Saí dos encontros encorajado pelo compromisso partilhado de lidar com essas questões importantes. Informei como o Grupo Banco Mundial está a trabalhar para providenciar pelo menos US $ 1,6 biliões para os países afetados pela fome, alocando fundos para ajudar os mais vulneráveis.
It might sound improbable to hear a CFO say this, but I consider one of my roles since joining the World Bank Group to be that of matchmaker. Let me explain.
As I have noted in other blogs over recent months, the world’s emerging market and developing economies—EMDEs for short—face an enormous gap in infrastructure investment. Certainly it is not the only big financing challenge that countries face as they work to reduce poverty and extend prosperity to more of their citizens. But infrastructure underpins many aspects of economic growth, getting people to jobs and schools, connecting goods to markets, reducing the isolation of the poorest areas in many countries. And by some estimates, the sector’s funding gap is as high as a trillion dollars.
What kind of leader can bring people together for the common good, even amid clashing opinions or real conflict?
That question was at the heart of the 2017 Global Leadership Forum March 6 on the growing need for “collaborative leadership” in an age of increasingly polarized societies.
The event at the World Bank was organized with the Global Partnership for Collaborative Leadership in Development. It explored how to bridge often wide divides to arrive at inclusive solutions, and featured guests such as Festus G. Magae, a former President of Botswana and a South Sudan peace negotiator, and Frank Pearl Gonzalez, Chief Negotiator in the Colombian Peace Talks.

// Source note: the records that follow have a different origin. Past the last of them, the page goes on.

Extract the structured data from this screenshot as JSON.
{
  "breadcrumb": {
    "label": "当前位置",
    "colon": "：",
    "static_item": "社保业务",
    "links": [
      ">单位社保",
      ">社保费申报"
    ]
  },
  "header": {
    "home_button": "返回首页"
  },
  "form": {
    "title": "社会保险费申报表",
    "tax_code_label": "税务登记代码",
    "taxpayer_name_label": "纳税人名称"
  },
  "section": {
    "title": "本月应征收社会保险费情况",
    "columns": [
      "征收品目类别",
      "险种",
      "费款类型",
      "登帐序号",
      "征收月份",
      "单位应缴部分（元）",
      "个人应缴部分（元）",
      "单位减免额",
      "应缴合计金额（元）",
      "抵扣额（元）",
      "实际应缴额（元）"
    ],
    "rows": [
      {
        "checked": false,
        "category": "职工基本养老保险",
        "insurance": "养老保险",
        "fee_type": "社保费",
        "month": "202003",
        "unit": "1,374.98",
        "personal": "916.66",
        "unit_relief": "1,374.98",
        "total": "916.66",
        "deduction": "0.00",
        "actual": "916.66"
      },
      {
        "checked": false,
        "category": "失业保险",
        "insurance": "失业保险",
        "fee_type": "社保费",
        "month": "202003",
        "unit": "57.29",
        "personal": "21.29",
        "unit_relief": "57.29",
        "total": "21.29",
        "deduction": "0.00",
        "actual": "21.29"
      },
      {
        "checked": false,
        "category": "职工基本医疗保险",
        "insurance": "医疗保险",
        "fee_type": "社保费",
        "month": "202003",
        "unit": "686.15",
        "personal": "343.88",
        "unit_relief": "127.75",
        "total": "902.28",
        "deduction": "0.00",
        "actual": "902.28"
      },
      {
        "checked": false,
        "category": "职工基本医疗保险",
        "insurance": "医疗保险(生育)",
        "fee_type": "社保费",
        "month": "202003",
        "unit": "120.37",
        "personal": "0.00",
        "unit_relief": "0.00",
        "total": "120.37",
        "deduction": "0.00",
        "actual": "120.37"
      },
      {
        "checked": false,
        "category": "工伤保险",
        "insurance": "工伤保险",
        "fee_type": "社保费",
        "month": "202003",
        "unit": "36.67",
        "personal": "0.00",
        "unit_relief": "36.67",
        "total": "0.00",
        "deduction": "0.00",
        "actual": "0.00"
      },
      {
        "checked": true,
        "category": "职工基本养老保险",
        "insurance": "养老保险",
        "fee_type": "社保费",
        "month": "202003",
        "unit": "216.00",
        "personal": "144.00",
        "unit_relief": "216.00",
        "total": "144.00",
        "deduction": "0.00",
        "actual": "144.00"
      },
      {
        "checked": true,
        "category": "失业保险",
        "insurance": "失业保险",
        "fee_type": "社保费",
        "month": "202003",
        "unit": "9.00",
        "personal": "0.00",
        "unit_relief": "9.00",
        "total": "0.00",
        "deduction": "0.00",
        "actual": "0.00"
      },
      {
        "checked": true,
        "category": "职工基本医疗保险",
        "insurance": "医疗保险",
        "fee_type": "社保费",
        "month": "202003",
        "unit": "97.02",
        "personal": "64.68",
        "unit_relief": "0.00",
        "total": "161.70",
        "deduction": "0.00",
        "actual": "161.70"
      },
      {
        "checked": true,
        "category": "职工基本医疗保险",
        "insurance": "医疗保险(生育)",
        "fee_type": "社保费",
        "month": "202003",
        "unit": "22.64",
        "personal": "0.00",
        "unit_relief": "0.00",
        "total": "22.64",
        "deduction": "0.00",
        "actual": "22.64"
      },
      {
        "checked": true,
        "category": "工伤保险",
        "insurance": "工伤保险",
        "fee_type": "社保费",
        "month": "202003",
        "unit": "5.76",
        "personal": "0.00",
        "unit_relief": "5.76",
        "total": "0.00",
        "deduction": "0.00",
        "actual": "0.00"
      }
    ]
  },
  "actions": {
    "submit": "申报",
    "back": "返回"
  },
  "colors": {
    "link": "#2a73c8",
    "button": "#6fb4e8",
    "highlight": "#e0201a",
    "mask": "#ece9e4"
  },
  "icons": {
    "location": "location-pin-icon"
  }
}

In 2010, 15 days after graduating from college, with nothing but a backpack and an old water bottle, I stood in front of a large gate with a rusted sign welcoming me to the “Pench Tiger Reserve.” The same reserve that inspired Rudyard Kipling’s, Jungle Book. None of the mock interviews or standardized testscould have prepared me for the job at hand. I was there to set up a small nonprofit whose mission was to involve youth from the local community near the tiger reserve and instill in them a love and passion for the environment. Specifically, instill in these young minds a commitment to safeguard the 41 tigers that roamed wild in the reserve.
As a 21 year old, my employers were entrusting upon me this responsibility based on a simple philosophy – if you want to inspire young people – give the opportunity to someone young! In the two and a half years that I spent in the reserve, with the help of the forest department, three local schools and community members, we were able to invite leading conservationists, teachers, innovators and environmental enthusiasts to conduct hands-on workshops with children aged 10-16 from within the community. Every workshop answered questions on the importance of environmental protection and the rationale behind how simple, local efforts can have positive impacts globally. These curious minds absorbed knowledge like sponges and within a few years, we had the next set of forest protectors and tiger champions. They are influencers in the community and are currently involved in small enterprises that help the local economy and preserve the tiger habitat in and around the Pench Tiger Reserve.
Since leaving the Reserve, I have been active in many youth groups around the world. One such organization is the 2041 Foundation whose mission is to provide leadership training to young people especially from developing countries to help preserve the environment. As a part of this training, on an expedition to Antarctica, I was able to see firsthand the effects of climate change on our fragile ecosystems. This experience had a profound influence on my commitment to conservation.